Plot your getaway.
With dozens of touch-screen units to choose from, Garmin is the king of GPS manufacturers, and its new partnership with MapQuest lets you plan your entire trip on your computer and send the directions to your GPS. Garmin's Nüvi 350 ($351) is stocked with high-end extras (including an MP3 player). For still more perks, spring for the Nüvi 880 ($1,071). Its speech-recognition powers mean you'll never have to take your hands off the wheel; better yet, if you grab it and go after you park, it will remember where you left the car.
Beat the traffic.
Most GPS makers provide real-time traffic reports, but only Dash Navigation's devices actually talk to each other, trading warnings about gridlock and suggesting alternate routes. The Dash Express ($400) also has Web-search abilities; for instance, you can type in "gas" and sort the nearest stations by price.
Virtually all GPS devices can tell you where to find the closest Starbucks. TomTom goes one step further, allowing users to update their database Wikipedia-style.
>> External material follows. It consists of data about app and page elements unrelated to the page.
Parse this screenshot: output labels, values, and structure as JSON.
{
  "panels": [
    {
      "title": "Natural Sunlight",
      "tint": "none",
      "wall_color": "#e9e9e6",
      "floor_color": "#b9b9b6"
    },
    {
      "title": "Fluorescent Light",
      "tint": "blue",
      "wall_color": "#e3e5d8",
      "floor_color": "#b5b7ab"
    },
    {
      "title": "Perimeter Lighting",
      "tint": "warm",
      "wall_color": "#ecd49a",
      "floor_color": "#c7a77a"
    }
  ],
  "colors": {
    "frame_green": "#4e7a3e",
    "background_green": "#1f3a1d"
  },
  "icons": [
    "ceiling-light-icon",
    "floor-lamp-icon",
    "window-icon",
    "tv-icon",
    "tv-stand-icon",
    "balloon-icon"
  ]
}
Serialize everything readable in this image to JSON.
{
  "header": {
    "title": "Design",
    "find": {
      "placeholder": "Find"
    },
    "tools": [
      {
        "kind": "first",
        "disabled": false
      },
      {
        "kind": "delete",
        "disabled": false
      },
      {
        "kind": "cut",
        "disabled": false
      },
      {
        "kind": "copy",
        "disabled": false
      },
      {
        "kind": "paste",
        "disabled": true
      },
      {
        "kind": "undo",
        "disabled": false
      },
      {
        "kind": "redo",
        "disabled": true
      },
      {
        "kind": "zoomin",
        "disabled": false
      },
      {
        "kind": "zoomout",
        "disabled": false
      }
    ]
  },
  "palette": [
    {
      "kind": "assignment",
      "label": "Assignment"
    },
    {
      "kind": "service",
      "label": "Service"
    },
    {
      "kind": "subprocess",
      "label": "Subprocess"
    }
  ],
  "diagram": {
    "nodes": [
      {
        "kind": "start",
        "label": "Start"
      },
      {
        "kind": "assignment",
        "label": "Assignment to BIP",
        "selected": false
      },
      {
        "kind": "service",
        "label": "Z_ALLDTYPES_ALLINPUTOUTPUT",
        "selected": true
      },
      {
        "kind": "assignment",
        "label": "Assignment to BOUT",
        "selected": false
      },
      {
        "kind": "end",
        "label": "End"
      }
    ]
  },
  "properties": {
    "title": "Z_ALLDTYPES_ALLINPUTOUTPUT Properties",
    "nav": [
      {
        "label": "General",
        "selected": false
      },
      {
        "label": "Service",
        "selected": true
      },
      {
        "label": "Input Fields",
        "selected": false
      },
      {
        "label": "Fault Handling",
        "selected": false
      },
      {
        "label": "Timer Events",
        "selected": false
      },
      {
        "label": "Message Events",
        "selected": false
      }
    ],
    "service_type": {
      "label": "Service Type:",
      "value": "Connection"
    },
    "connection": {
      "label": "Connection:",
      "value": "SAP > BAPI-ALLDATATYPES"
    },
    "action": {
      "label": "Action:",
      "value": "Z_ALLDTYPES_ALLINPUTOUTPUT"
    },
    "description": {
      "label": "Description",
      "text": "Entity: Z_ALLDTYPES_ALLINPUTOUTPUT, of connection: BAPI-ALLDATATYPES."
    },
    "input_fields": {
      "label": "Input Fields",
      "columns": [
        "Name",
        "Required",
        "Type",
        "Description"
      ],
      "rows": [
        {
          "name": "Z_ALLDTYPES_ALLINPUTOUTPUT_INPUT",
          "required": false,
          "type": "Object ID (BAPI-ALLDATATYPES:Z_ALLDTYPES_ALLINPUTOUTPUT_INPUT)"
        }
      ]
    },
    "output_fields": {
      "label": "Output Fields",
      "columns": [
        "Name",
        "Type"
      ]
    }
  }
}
You can ask the TomTom One 130S ($250) for a local's take on, say, the best pizza place in town—and you'll know exactly how to get there.